23:44 Anyway, those are kind of fun. For just like inside your tests expressing what you're testing a little bit better. I think check is really cool as well. And it's a bit similar. No, yeah, but this one doesn't stop. It just throws the first one there. All right. Well, that's a great a great list, or maybe just really quick, we could check in how's your book doing? You wrote a book about some of the stuff?
23:44 Yeah, so I wrote Python testing with PI test. That was, gosh, it was a it's been a couple years now that it's been out. And it's still going going strong. The, of course, the big chunk of sales right after the book was released, and quite a few during beta two and that was neat.
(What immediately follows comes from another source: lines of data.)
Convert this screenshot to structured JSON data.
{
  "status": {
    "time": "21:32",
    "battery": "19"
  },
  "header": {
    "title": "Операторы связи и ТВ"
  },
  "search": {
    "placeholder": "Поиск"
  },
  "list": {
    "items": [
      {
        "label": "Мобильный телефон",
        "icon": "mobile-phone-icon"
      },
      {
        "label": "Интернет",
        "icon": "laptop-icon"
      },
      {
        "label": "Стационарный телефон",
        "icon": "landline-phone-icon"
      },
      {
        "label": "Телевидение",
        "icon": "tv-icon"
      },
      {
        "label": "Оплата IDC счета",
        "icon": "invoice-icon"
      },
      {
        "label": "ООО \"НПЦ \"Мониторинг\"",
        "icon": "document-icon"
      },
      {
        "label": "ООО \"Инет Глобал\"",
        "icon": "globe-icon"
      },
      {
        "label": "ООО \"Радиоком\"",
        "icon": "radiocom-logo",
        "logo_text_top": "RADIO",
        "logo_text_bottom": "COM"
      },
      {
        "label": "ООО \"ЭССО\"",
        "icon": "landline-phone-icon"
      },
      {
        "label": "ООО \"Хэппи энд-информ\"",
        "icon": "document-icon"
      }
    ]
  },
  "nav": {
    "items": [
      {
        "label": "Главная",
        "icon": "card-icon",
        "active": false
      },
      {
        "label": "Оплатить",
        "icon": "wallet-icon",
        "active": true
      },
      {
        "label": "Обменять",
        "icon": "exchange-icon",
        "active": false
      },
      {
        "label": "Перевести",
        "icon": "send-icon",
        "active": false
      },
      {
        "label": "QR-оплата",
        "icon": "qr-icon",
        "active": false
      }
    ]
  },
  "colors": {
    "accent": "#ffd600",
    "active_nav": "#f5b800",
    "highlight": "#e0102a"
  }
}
But it's still selling really well and I'm really happy with it. It is still valid even though it's it's a couple years old now. And I wrote it in conjunction with talking with a lot of the PI test core maintainers to make sure I wasn't putting any anything in there. That would be deprecated soon.
23:44 It's still valid. It's good. Awesome. Yeah,
23:44 people can pick that up. They want to dive into this much more. And then also you did an episode that also talks about pi test plugins over on testing code. Yeah, it
23:44 was Episode 104. With the Anthony sottile, the episode that you and I just did, we kind of picked our own some of our favorites. Some of the things that we think people should know about what we did with episode one before we took download counts, man took the top some of the top 28 downloads I see
23:44 popular by usage not by curation.
23:44 Yeah, yep. Exactly.
23:44 Awesome. I Oh, this is really fun writing. But before we get out of here, two final questions. As per usual, I forgot to write some Python code. What editor do you use? I term? All right. Right on. It's got some sweet built in test. rhenish.
23:44 Yeah, it's really clean with testing.
23:44 Yep. And then notable pi package. I mean, I guess many of these are, anything in particular comes to mind you want to throw out there
23:44 is something different. I'm kind of a huge fan of flit from. So that's the easiest way to package right now, I think. Right, as opposed to
23:44 some of the other alternatives like pips, and D instead of tools and all those things, right. Yeah, yeah. So
23:44 it was just poetry and
23:44 yeah, poetry as well. That's right. All right. Well, final call to action. People are excited about pi test and pi test plugins. What should they do?
23:44 They should buy my book, actually. So one of the things I made sure to do is to to tell people how to create their own plugins within the book. So I think it's a really good introduction to that. Also, I guess, final call to action. Go subscribe to testing code and podcast also and test your code, go out and test something.
23:44 Do you guys talk about pi tests over there? Sometimes,
23:44 sometimes, yeah. A lot of times we do.
23:44 Okay, that's it. That's great. Also. Cool. Well, thanks for being on the show. Nice to have you back. As always, thank you. You bet. Bye. Bye. This has been another episode of talk Python to me. Our guest on this episode was Brian knockin, and it's been brought to you by linode, and century. Start your next Python project on the nodes state of the art cloud service. Just visit talk python.fm slash linode, Li n o d, you'll automatically get a $20 credit when you create a new account. Take some stress out of your life get notified immediately about errors in your web applications with century. Just visit talk python.fm slash century and get started for free. Want to level up your Python. If you're just getting started, try my Python jumpstart by building 10 apps course. Or if you're looking for something more advanced, check out our new async course the digs into all the different types of async programming you can do in Python. And of course, if you're interested in more than one of these, be sure to check out our everything bundle. It's like a subscription that never expires. Be sure to subscribe to the show, open your favorite pod catcher and search for Python we should be right at the top. You can also find the iTunes feed at slash iTunes, the Google Play foetus slash play in the direct RSS feed at slash RSS on talk python.fm. This is your host, Michael Kennedy. Thanks so much for listening. I really appreciate it. I'll get out there and write some Python code.